[Work to complete] Throughout the listing below, show every line in which "years" occurs.

═══ Data records

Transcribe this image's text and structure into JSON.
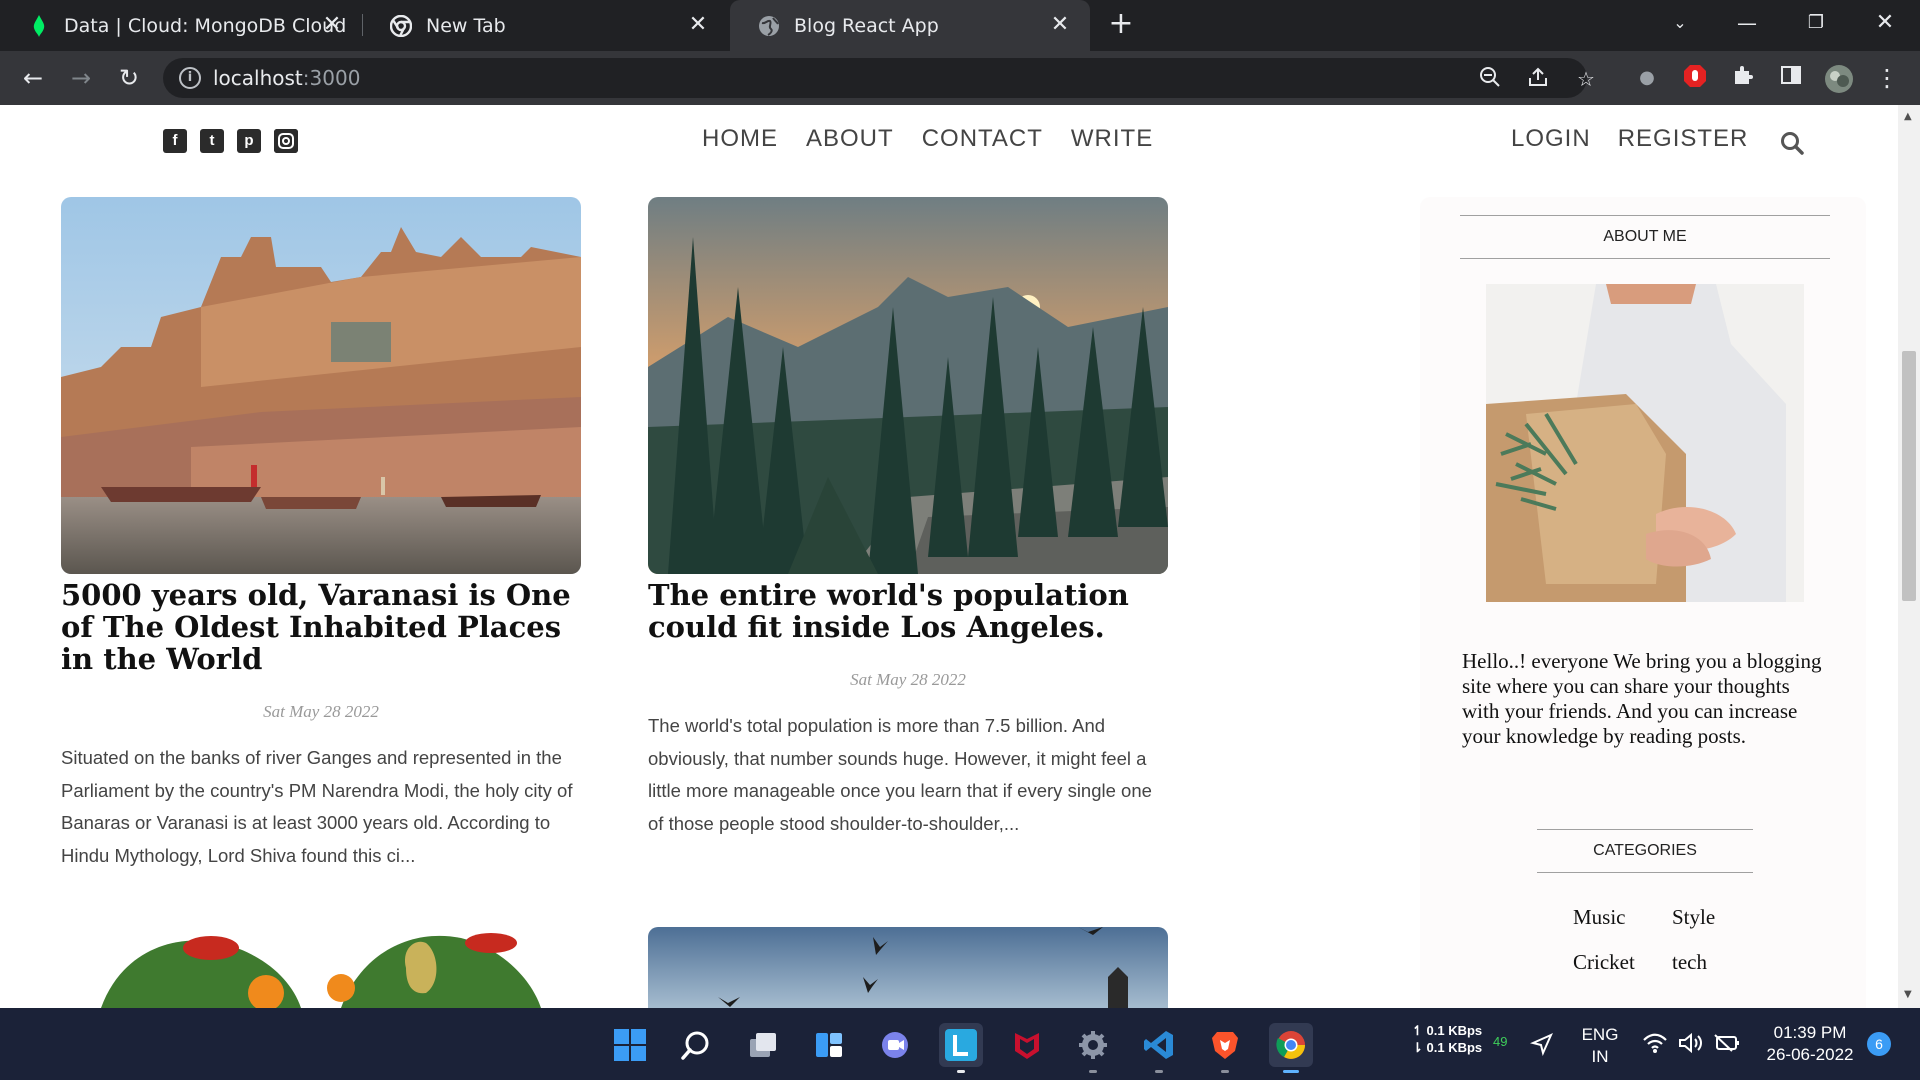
{
  "browser": {
    "tabs": [
      {
        "title": "Data | Cloud: MongoDB Cloud",
        "icon": "mongodb-leaf-icon"
      },
      {
        "title": "New Tab",
        "icon": "chrome-icon"
      },
      {
        "title": "Blog React App",
        "icon": "globe-icon"
      }
    ],
    "active_tab": 2,
    "url_host": "localhost",
    "url_port": ":3000"
  },
  "blog": {
    "social": [
      "facebook-icon",
      "twitter-icon",
      "pinterest-icon",
      "instagram-icon"
    ],
    "nav": [
      "HOME",
      "ABOUT",
      "CONTACT",
      "WRITE"
    ],
    "auth": [
      "LOGIN",
      "REGISTER"
    ],
    "posts": [
      {
        "title": "5000 years old, Varanasi is One of The Oldest Inhabited Places in the World",
        "date": "Sat May 28 2022",
        "desc": "Situated on the banks of river Ganges and represented in the Parliament by the country's PM Narendra Modi, the holy city of Banaras or Varanasi is at least 3000 years old. According to Hindu Mythology, Lord Shiva found this ci...",
        "image": "varanasi-ghats-photo"
      },
      {
        "title": "The entire world's population could fit inside Los Angeles.",
        "date": "Sat May 28 2022",
        "desc": "The world's total population is more than 7.5 billion. And obviously, that number sounds huge. However, it might feel a little more manageable once you learn that if every single one of those people stood shoulder-to-shoulder,...",
        "image": "pine-forest-sunset-photo"
      }
    ],
    "sidebar": {
      "about_title": "ABOUT ME",
      "about_text": "Hello..! everyone We bring you a blogging site where you can share your thoughts with your friends. And you can increase your knowledge by reading posts.",
      "categories_title": "CATEGORIES",
      "categories": [
        "Music",
        "Style",
        "Cricket",
        "tech"
      ]
    }
  },
  "taskbar": {
    "net_up": "0.1 KBps",
    "net_down": "0.1 KBps",
    "net_badge": "49",
    "lang": "ENG",
    "region": "IN",
    "time": "01:39 PM",
    "date": "26-06-2022",
    "notifications": "6",
    "apps": [
      "start-icon",
      "search-icon",
      "task-view-icon",
      "widgets-icon",
      "teams-chat-icon",
      "lens-app-icon",
      "mcafee-icon",
      "settings-icon",
      "vscode-icon",
      "brave-icon",
      "chrome-icon"
    ]
  },
  "colors": {
    "chrome_dark": "#202124",
    "chrome_tab": "#35363a",
    "taskbar": "#1b2238"
  }
}
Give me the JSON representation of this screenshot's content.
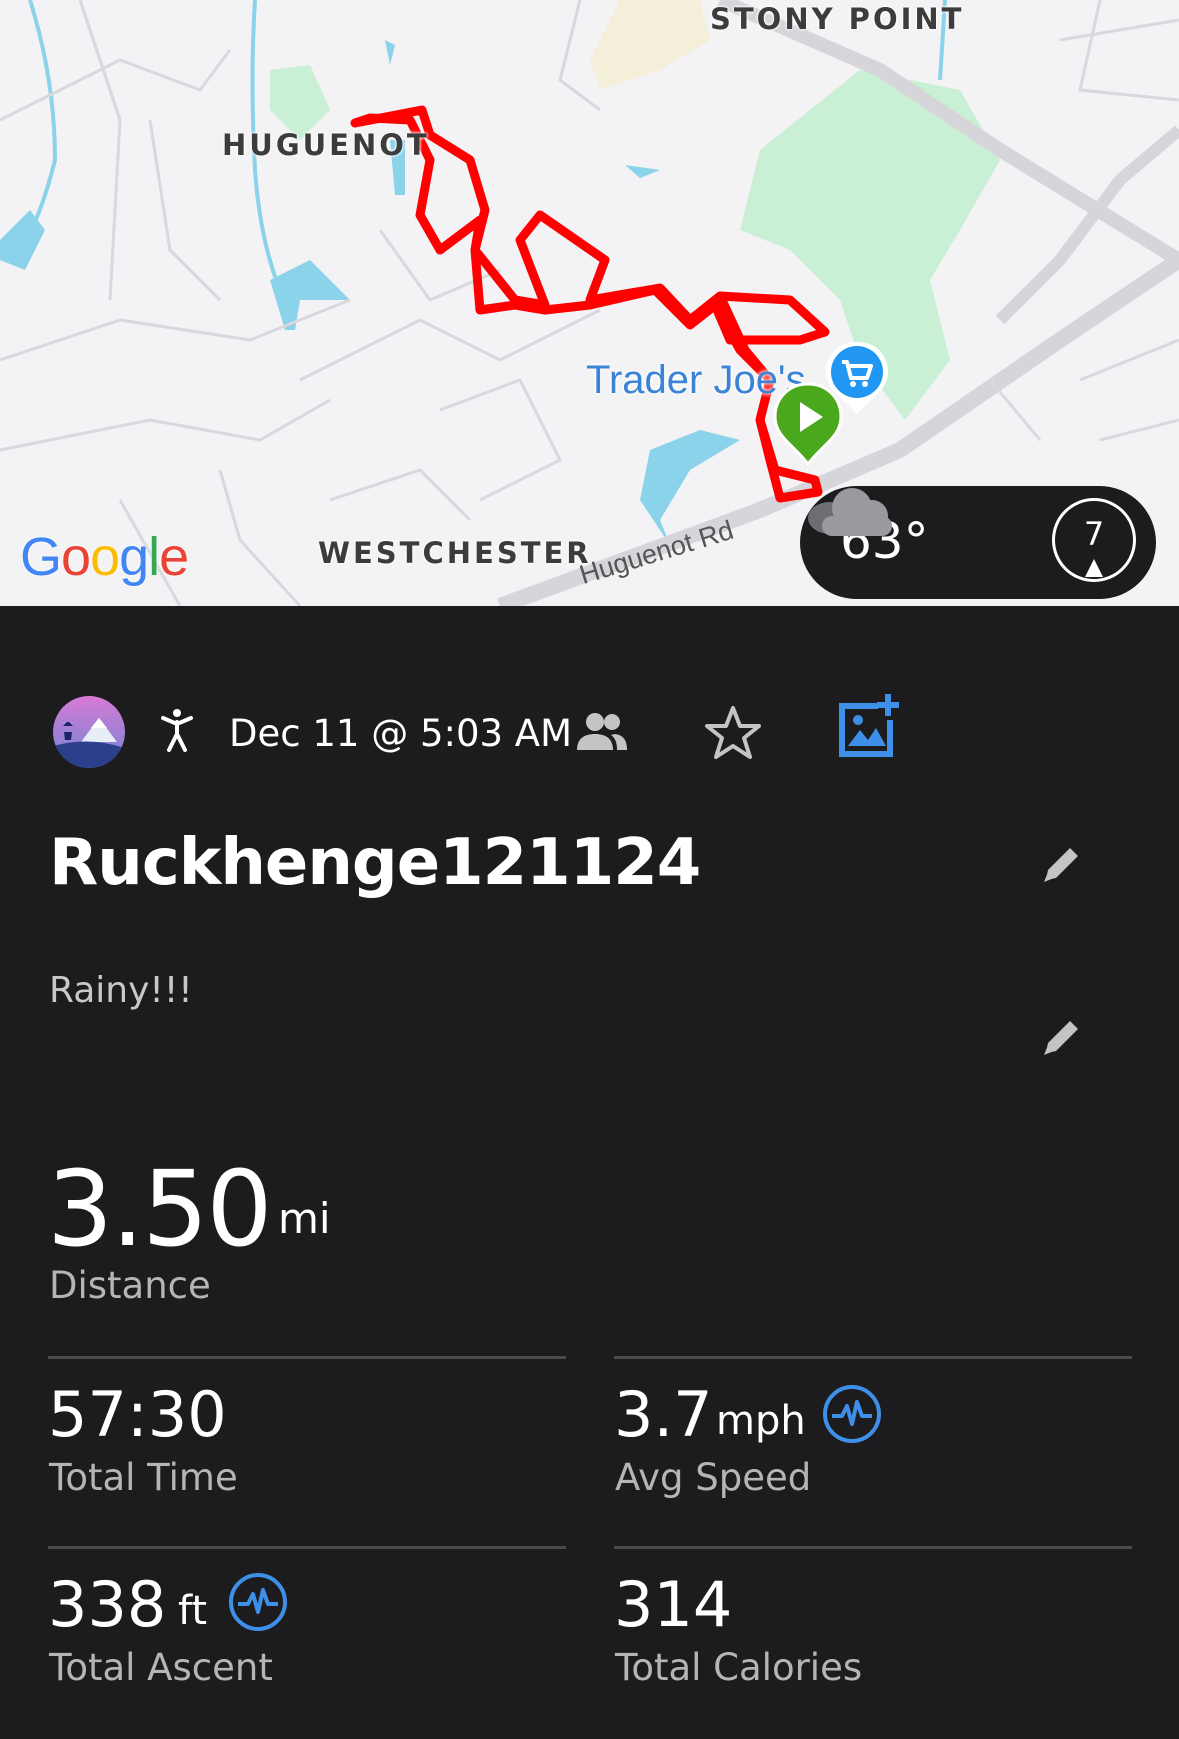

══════

[Your solution]
        "title": "5000 years old, Varanasi is One of The Oldest Inhabited Places in the World",
        "desc": "Situated on the banks of river Ganges and represented in the Parliament by the country's PM Narendra Modi, the holy city of Banaras or Varanasi is at least 3000 years old. According to Hindu Mythology, Lord Shiva found this ci...",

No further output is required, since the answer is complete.